This is a link post for:
I'm not going to quote the content at the link itself. [Should I?]
David Chapman – the author of the linked post – claims that "meta-rational" methods are necessary to 'reason reasonably'. I, and I think a lot of other people broadly part of the greater rationalist community, have objected to that general distinction. I still stand by that objection, at least terminologically.
But with this post and other previous recent posts/'pages' that he's posted at his site Meaningness, I think I'm better understanding the points he was gesturing or hinting at with what he describes as meta-rationality and I think that's because 'rationality', in his understanding, is grounded in the actual behavior people perform. The notion that Richard Feynman is quoted as insisting on of having to "work on paper", or the idea of 'repair' are almost certainly real and important facts about how we actually reason.
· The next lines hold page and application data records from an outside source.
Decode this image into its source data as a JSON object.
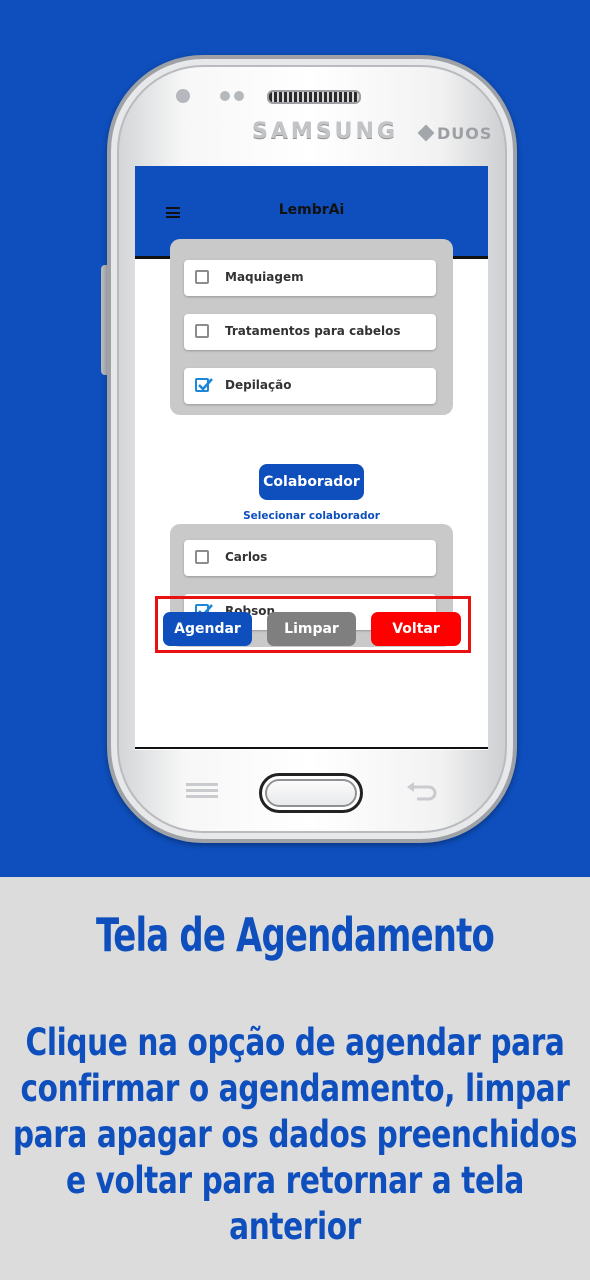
{
  "app": {
    "title": "LembrAi",
    "menu_icon": "hamburger-menu-icon"
  },
  "device": {
    "brand": "SAMSUNG",
    "model_badge": "DUOS"
  },
  "services": [
    {
      "label": "Maquiagem",
      "checked": false
    },
    {
      "label": "Tratamentos para cabelos",
      "checked": false
    },
    {
      "label": "Depilação",
      "checked": true
    }
  ],
  "collaborator": {
    "button_label": "Colaborador",
    "hint": "Selecionar colaborador",
    "options": [
      {
        "label": "Carlos",
        "checked": false
      },
      {
        "label": "Robson",
        "checked": true
      }
    ]
  },
  "actions": {
    "schedule_label": "Agendar",
    "clear_label": "Limpar",
    "back_label": "Voltar"
  },
  "caption": {
    "title": "Tela de Agendamento",
    "body": "Clique na opção de agendar para confirmar o agendamento, limpar para apagar os dados preenchidos e voltar para retornar a tela anterior"
  },
  "colors": {
    "brand_blue": "#0e4fbd",
    "clear_gray": "#7f7f7f",
    "back_red": "#ff0000",
    "highlight_red": "#e81010",
    "checkbox_blue": "#1e88d8"
  }
}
I think there's less and less object-level disagreement between him and myself, even about something like 'Bayesian reasoning'. His recent writing has crystalized the notion in me that he's really on to something and dispelled the notion that we shared some kind of fundamental disagreement. It seems relatively unimportant whether I or others subsume 'meta-rationality' within 'rationality' (or not).
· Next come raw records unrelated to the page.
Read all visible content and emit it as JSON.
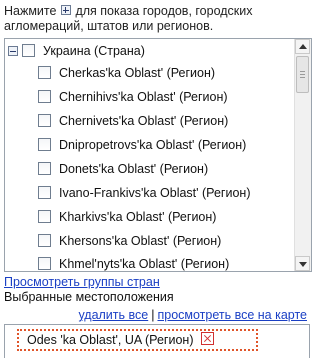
{
  "intro": {
    "text_before": "Нажмите",
    "text_after": "для показа городов, городских агломераций, штатов или регионов.",
    "icon": "plus-expand-icon"
  },
  "tree": {
    "parent": {
      "label": "Украина (Страна)",
      "checked": false,
      "expanded": true
    },
    "items": [
      {
        "label": "Cherkas'ka Oblast' (Регион)",
        "checked": false
      },
      {
        "label": "Chernihivs'ka Oblast' (Регион)",
        "checked": false
      },
      {
        "label": "Chernivets'ka Oblast' (Регион)",
        "checked": false
      },
      {
        "label": "Dnipropetrovs'ka Oblast' (Регион)",
        "checked": false
      },
      {
        "label": "Donets'ka Oblast' (Регион)",
        "checked": false
      },
      {
        "label": "Ivano-Frankivs'ka Oblast' (Регион)",
        "checked": false
      },
      {
        "label": "Kharkivs'ka Oblast' (Регион)",
        "checked": false
      },
      {
        "label": "Khersons'ka Oblast' (Регион)",
        "checked": false
      },
      {
        "label": "Khmel'nyts'ka Oblast' (Регион)",
        "checked": false
      }
    ]
  },
  "links": {
    "view_country_groups": "Просмотреть группы стран",
    "remove_all": "удалить все",
    "separator": "|",
    "view_all_on_map": "просмотреть все на карте"
  },
  "selected": {
    "title": "Выбранные местоположения",
    "items": [
      {
        "label": "Odes 'ka Oblast', UA (Регион)",
        "remove_icon": "remove-x-icon"
      }
    ]
  },
  "colors": {
    "link": "#1a3fc4",
    "highlight_dotted": "#e0552a",
    "remove_icon": "#d03030"
  }
}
I'm less sure how much of this applies to arbitrary reasoners or artificial intelligence, e.g. an AI could maintain a checklist 'internally' instead of relying on an external physical device to perform the same function, but the ideas he's discussing seem to be insightful and true to me about our own rational practices nonetheless.